TASK BRIEF.
Scan the data below for lines holding the word "Cylinder", and copy each line found.

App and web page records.
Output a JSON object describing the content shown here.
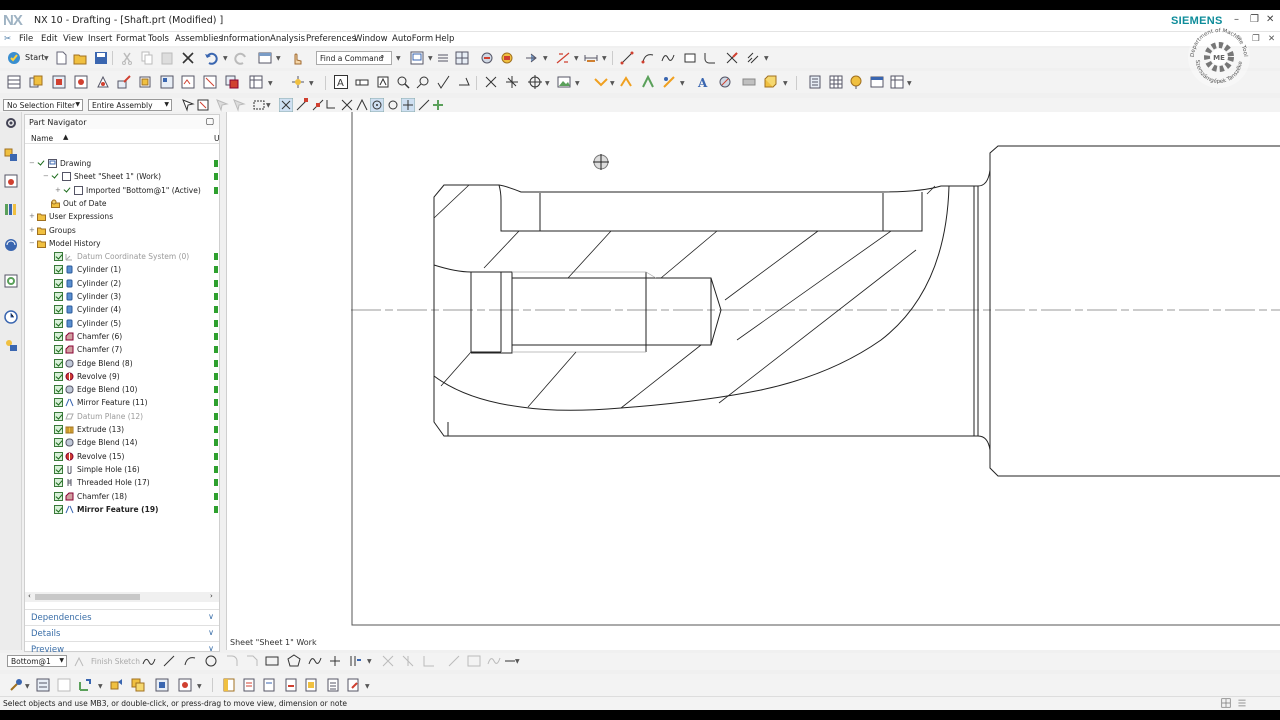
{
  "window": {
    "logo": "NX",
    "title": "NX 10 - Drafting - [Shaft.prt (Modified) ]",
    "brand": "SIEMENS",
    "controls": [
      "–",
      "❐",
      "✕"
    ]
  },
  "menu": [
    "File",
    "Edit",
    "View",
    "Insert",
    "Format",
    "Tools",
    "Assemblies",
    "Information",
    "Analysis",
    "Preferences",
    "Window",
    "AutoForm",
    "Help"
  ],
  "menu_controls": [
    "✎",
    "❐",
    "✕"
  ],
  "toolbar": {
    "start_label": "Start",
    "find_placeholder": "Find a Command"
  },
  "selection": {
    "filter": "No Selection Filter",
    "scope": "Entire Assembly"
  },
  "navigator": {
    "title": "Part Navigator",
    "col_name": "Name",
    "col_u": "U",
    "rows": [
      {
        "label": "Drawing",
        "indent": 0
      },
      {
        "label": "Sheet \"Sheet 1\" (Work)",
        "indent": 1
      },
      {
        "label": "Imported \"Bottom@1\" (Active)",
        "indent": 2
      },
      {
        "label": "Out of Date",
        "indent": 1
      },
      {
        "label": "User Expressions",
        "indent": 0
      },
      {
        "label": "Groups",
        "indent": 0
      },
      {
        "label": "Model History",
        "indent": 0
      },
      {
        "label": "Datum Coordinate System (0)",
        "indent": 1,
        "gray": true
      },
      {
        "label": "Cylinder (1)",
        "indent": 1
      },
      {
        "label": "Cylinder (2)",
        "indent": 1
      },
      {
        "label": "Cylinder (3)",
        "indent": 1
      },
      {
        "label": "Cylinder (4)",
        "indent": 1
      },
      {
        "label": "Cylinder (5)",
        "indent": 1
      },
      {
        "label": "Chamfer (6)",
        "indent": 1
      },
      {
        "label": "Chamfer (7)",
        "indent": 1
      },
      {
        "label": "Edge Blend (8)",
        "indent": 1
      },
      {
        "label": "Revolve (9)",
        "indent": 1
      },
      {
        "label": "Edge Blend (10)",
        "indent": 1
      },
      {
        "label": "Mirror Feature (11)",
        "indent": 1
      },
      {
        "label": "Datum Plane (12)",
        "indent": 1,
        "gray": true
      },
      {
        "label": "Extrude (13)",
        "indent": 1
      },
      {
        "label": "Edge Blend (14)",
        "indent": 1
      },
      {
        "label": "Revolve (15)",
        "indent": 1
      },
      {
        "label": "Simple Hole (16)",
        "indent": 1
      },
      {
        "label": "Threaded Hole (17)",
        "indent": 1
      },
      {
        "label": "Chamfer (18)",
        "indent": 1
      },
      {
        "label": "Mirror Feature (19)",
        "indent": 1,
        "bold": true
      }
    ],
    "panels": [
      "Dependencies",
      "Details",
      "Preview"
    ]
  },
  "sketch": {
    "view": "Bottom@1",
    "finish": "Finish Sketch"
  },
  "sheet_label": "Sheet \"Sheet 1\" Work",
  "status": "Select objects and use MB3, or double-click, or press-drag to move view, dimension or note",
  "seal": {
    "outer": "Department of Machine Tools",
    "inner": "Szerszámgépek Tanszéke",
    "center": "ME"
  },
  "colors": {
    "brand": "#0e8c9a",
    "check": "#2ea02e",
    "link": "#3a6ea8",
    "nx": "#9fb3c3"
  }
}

RESPONSE TO THIS EXERCISE.
        "label": "Cylinder (1)",
        "label": "Cylinder (2)",
        "label": "Cylinder (3)",
        "label": "Cylinder (4)",
        "label": "Cylinder (5)",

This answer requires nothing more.